But these processes—the public comment process, the Freedom of Information Act (FOIA), and other transparency rules—are facing profound threats. A wave of “fake comments” to the Federal Communications Commission (FCC), the Department of Labor, the Consumer Financial Protection Bureau (CFPB), the Federal Energy Regulatory Commission, and the Securities and Exchange Commission have disrupted and distorted the rulemaking process, creating a false sense of the public’s view. The FCC’s repeal of its strong net neutrality rules and the CFPB’s proposal to strengthen its payday lending rules were both distorted by a flurry of fraudulent comments.
Simultaneously, consumer groups such as the National Hispanic Media Coalition have struggled to secure access to critical consumer complaint data via FOIA requests, and then to ensure that data was included in the record for the net neutrality repeal proceeding.
There are solutions to the challenges of fake comments and lack of transparency.
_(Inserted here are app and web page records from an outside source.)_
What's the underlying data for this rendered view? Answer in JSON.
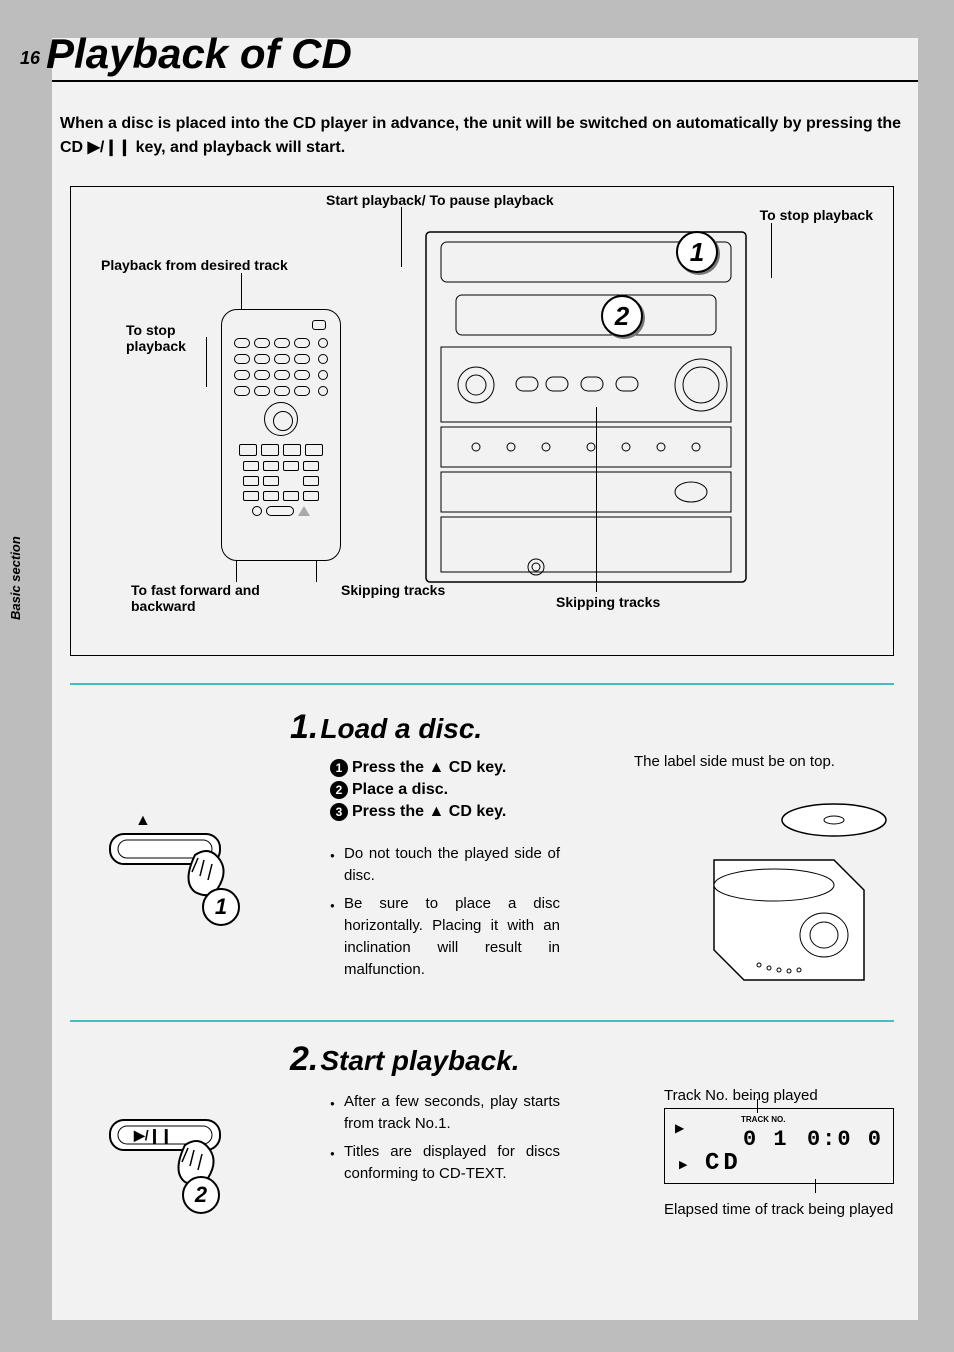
{
  "page_number": "16",
  "title": "Playback of CD",
  "side_tab": "Basic section",
  "intro_parts": {
    "before": "When a disc is placed into the CD player in advance, the unit will be switched on automatically by pressing the CD ",
    "sym": "▶/❙❙",
    "after": " key, and playback will start."
  },
  "diagram_labels": {
    "start_pause": "Start playback/ To pause playback",
    "stop_playback_right": "To stop playback",
    "desired_track": "Playback from desired track",
    "stop_playback_left": "To stop playback",
    "fast_fwd_bwd": "To fast forward and backward",
    "skipping1": "Skipping tracks",
    "skipping2": "Skipping tracks"
  },
  "badges": {
    "one": "1",
    "two": "2"
  },
  "step1": {
    "num": "1.",
    "title": "Load a disc.",
    "sub1": "Press the ▲ CD key.",
    "sub2": "Place a disc.",
    "sub3": "Press the ▲ CD key.",
    "aside": "The label side must be on top.",
    "note1": "Do not touch the played side of disc.",
    "note2": "Be sure to place a disc horizontally. Placing it with an inclination will result in malfunction."
  },
  "step2": {
    "num": "2.",
    "title": "Start playback.",
    "note1": "After a few seconds, play starts from track No.1.",
    "note2": "Titles are displayed for discs conforming to CD-TEXT.",
    "aside_top": "Track No. being played",
    "aside_bottom": "Elapsed time of track being played",
    "play_pause_sym": "▶/❙❙"
  },
  "lcd": {
    "track_no_label": "TRACK NO.",
    "track": "0 1",
    "time": "0:0 0",
    "cd": "CD",
    "play_sym": "▶"
  },
  "circnums": {
    "c1": "1",
    "c2": "2",
    "c3": "3"
  }
}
Please join New America's Open Technology Institute and the Political Reform program for an examination of these issues and their impact on democracy, featuring leaders from government and the nonprofit sector.
A light reception will follow the event.
Follow the conversation online using #CommentFraud and following @OTI.
Cecilia Muñoz, @cecmunoz
Vice President, Public Interest Technologies and Local Initiatives, New America
Jessica Rosenworcel, @JRosenworcel
Carmen Scurato, @CarmenScurato
Vice President, Policy & General Counsel, National Hispanic Media Coalition
Alex Howard, @digiphile
Open Government Analyst, E-PluribusUnum.org
James V. Grimaldi, @JamesVGrimaldi
Senior Writer, The Wall Street Journal
Amit Narang, @regsrock
Regulatory Policy Advocate, Public Citizen
Mark Schmitt, @mschmitt9
Director, Political Reform Program, New America